Within 25 years, Baby Boomers are expected to transfer $68 trillion in wealth to the next generation. Only 32% of Americans have an estate plan, which can lead to the horror stories that we’ve all heard about for the 68% who do not. Having a will is critically important to ensuring that your assets are passed on how and to whom you want them to be. It protects your assets and your family. In the Black community, the greatest asset we have is often our homes, and having a will helps us to protect the gains we’ve made and build needed generational wealth.
What is the role of a place like the Essex County Surrogate’s Court?
The Surrogate’s Court is responsible for validating wills, which are referred to as probating wills. We also appoint administrators of assets or estates if the person who dies does not have a will.
Additionally, we believe that our role is to educate the diverse communities throughout our area about the importance of having a will and other estate planning documents.
What services would a Surrogate’s Court offer to people looking to create a will?
We are prohibited from assisting people in drafting a will, however, the Surrogate’s Court participates in and creates community outreach events that educate people about the importance of wills and estate planning. For example, this National Make-A-Will Month Webinar that we just co-hosted with actor and producer Harold Perrineau. We also have support resources on our website www.essex surrogate.com. While many of our resources are specific to our audience here in Essex County, there is still valuable information that can apply to anyone.
Why do you think Black people aren’t as educated or even interested in having a will?
In our experience, Black families are not less educated or less interested in having a will. However, we’ve observed that there are a number of different factors, particularly socioeconomic, that contribute to why many Americans do not have wills. Ultimately, most people want to avoid talking about their own death. As such, our community outreach efforts allow us to assist families in having these sensitive conversations with their loved ones. We explain how estate planning can be a pathway to building generational wealth and also a way to protect our families when we find ourselves in trying times, as the current pandemic. Additionally, the failure to have a will can lead to financial losses and further economic hardships for the loved ones of the deceased.
What would you suggest to people who want to make a will when they have no knowledge about doing it?
We suggest they contact their local bar association, law school clinics, non-profit legal services, or legal aid organizations to find out if they are having any events about wills and/or will drafting. Those organizations can also refer them to attorneys that focus on estate planning.
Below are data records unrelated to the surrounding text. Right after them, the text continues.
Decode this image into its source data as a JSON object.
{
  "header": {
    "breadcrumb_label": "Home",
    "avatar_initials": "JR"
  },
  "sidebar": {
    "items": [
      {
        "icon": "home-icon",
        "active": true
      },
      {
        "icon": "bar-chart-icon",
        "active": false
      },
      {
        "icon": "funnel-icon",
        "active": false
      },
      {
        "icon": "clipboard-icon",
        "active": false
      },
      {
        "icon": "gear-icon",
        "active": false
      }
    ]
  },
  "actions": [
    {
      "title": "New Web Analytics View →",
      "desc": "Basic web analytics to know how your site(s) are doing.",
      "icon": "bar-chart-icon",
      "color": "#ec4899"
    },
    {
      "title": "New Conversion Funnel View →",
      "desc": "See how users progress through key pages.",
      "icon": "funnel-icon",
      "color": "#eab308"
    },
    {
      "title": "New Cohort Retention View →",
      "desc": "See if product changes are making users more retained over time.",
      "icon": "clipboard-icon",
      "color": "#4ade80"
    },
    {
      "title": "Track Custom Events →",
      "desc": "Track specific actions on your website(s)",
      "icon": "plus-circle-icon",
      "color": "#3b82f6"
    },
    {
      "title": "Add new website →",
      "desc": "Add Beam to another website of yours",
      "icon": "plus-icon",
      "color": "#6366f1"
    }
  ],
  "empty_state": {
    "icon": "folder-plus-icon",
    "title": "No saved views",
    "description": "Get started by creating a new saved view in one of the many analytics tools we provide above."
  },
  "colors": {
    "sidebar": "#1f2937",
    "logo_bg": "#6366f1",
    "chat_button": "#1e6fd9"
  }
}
They can also visit our website to learn more about the process of estate planning.
Essex County Surrogate’s Court Web Series: National Make-A-Will Month
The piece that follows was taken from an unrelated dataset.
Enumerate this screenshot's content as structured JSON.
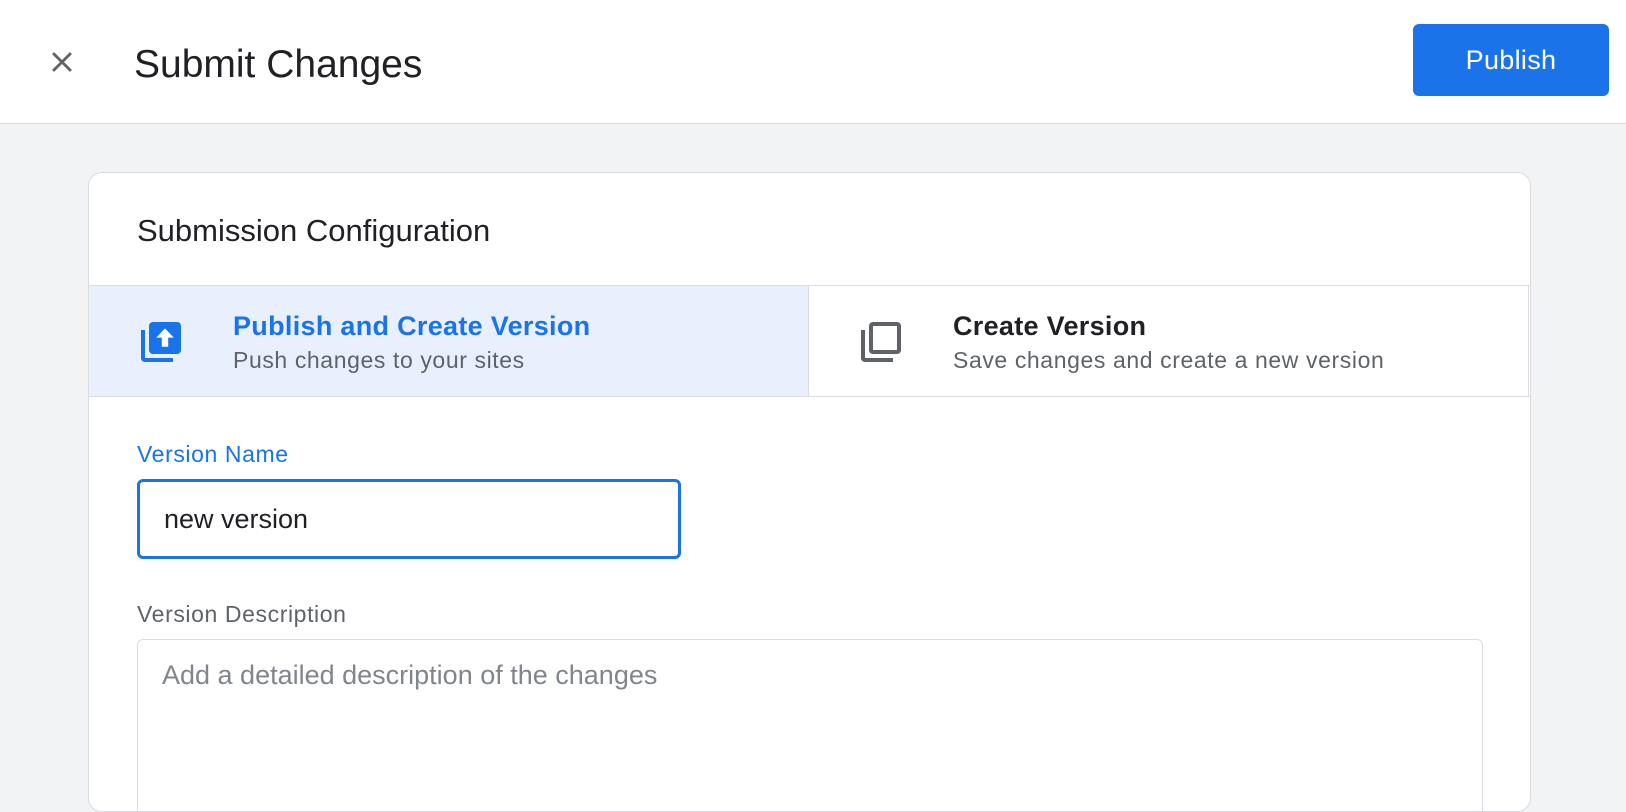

Alturrick Kenney Discusses the Importance of Black Families Obtaining a Will